** Required action **
In the entries that follow, find the word "Свойство" and report each line it is on.

════════════════

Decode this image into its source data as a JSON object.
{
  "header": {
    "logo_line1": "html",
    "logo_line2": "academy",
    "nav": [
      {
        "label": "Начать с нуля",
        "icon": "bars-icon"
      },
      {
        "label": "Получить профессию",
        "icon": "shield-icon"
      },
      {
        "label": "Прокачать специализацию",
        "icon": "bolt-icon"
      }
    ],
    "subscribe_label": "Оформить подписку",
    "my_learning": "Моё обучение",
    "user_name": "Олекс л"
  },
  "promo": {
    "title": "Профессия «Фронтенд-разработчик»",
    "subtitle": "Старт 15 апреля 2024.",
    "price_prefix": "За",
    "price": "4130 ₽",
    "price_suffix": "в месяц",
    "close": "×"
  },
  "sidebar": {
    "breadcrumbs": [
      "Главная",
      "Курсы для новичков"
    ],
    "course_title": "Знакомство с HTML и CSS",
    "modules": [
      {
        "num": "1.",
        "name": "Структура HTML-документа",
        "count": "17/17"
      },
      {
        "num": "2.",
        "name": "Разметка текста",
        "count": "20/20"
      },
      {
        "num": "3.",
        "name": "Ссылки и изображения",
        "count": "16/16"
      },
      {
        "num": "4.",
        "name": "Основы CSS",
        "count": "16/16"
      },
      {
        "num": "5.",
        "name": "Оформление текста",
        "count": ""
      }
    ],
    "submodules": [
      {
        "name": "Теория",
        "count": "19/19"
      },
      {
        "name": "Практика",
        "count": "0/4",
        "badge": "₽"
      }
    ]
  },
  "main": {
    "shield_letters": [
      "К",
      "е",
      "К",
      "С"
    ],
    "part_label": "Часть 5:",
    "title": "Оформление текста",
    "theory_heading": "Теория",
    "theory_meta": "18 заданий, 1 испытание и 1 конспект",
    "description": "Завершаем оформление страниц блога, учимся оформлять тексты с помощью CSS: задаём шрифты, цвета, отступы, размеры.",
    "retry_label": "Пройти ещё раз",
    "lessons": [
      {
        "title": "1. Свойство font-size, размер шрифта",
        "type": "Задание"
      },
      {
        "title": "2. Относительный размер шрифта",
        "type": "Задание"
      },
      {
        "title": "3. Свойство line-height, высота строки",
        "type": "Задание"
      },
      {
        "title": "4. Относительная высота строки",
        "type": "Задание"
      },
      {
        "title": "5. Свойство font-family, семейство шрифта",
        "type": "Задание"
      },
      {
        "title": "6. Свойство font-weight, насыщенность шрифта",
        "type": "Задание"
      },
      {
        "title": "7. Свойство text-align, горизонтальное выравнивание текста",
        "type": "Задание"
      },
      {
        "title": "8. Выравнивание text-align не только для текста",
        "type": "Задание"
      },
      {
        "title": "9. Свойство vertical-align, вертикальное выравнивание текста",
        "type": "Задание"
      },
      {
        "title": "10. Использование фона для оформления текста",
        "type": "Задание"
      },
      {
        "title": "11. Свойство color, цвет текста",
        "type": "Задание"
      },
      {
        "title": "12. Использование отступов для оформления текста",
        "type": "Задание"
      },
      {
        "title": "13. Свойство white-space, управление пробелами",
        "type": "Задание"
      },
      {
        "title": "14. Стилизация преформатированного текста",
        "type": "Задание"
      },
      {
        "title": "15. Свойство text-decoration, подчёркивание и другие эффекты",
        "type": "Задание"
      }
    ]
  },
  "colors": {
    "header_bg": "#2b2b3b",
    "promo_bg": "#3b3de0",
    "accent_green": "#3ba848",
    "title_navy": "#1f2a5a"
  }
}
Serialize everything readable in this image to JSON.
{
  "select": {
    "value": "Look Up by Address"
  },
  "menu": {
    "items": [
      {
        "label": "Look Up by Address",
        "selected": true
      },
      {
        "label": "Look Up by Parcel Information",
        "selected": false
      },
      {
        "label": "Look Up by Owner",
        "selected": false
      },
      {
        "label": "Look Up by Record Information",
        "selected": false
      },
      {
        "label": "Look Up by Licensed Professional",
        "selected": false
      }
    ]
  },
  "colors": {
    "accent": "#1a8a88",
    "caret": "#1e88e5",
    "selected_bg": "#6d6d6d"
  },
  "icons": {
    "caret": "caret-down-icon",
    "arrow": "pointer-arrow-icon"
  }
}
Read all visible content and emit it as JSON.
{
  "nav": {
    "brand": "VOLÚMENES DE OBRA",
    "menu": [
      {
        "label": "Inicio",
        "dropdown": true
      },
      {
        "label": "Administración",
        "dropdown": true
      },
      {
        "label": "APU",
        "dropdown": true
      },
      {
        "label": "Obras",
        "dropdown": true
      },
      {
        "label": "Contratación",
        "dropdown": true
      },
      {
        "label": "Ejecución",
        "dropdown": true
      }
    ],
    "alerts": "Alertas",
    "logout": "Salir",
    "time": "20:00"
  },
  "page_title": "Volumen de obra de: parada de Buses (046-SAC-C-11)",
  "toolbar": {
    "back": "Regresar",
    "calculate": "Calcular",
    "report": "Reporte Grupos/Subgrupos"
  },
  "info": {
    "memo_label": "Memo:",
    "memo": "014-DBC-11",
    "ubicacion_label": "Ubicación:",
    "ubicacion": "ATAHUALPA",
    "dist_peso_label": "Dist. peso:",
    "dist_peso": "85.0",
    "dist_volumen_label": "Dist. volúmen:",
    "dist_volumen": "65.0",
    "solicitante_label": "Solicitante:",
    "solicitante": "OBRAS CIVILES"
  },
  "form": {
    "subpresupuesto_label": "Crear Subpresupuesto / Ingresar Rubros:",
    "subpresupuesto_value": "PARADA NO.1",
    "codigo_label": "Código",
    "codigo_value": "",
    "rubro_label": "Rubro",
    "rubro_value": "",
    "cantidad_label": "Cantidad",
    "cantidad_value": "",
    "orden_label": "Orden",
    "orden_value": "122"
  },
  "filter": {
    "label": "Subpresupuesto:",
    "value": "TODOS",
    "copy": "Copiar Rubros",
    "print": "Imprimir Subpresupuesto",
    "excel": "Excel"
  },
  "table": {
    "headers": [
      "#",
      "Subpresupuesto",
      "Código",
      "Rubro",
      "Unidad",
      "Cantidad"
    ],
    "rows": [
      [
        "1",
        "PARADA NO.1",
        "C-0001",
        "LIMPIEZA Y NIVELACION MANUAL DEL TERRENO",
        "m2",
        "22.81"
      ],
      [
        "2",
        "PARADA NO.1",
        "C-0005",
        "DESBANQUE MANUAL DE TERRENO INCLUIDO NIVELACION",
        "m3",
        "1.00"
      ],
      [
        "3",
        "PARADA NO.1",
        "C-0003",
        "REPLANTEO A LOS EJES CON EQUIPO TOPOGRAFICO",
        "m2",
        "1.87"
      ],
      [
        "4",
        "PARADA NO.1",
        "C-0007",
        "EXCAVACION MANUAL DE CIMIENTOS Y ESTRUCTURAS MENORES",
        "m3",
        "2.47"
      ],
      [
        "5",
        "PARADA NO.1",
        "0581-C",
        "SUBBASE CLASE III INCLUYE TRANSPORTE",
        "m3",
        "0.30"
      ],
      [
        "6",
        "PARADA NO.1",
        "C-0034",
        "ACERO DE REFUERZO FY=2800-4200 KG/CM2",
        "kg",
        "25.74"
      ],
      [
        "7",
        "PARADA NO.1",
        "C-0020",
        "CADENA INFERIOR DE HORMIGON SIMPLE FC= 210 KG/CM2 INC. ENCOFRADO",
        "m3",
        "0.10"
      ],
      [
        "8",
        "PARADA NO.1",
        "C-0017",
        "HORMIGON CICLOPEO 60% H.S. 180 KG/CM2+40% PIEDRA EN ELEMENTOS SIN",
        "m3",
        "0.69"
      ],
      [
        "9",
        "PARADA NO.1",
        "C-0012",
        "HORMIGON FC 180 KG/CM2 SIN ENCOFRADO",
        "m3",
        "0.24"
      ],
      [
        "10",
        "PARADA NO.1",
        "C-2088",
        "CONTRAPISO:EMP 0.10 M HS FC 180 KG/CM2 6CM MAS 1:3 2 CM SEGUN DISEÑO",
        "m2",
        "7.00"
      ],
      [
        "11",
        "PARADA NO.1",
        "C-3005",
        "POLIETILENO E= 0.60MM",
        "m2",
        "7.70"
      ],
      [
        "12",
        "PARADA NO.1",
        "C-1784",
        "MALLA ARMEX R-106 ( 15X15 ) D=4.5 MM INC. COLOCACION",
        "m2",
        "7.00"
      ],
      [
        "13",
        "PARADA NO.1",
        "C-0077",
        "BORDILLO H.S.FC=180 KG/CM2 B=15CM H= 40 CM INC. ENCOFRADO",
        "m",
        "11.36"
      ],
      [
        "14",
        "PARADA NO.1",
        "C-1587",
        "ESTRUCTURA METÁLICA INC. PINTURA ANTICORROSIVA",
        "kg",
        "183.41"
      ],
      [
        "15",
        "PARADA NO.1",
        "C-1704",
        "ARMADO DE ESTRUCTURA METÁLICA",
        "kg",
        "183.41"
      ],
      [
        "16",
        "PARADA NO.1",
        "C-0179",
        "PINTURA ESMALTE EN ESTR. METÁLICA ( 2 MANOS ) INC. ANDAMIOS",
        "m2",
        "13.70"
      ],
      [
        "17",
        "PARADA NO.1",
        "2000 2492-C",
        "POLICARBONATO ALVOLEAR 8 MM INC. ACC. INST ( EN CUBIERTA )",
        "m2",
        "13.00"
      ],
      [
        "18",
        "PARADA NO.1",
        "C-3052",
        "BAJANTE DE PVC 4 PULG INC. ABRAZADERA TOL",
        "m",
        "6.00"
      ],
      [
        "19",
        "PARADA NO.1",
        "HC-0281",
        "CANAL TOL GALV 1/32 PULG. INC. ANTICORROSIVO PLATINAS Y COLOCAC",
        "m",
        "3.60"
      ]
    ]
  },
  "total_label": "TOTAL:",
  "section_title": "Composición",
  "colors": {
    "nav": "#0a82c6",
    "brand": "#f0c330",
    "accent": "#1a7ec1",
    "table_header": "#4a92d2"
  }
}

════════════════

** Task result **
        "title": "1. Свойство font-size, размер шрифта",
        "title": "3. Свойство line-height, высота строки",
        "title": "5. Свойство font-family, семейство шрифта",
        "title": "6. Свойство font-weight, насыщенность шрифта",
        "title": "7. Свойство text-align, горизонтальное выравнивание текста",
        "title": "9. Свойство vertical-align, вертикальное выравнивание текста",
        "title": "11. Свойство color, цвет текста",
        "title": "13. Свойство white-space, управление пробелами",
        "title": "15. Свойство text-decoration, подчёркивание и другие эффекты",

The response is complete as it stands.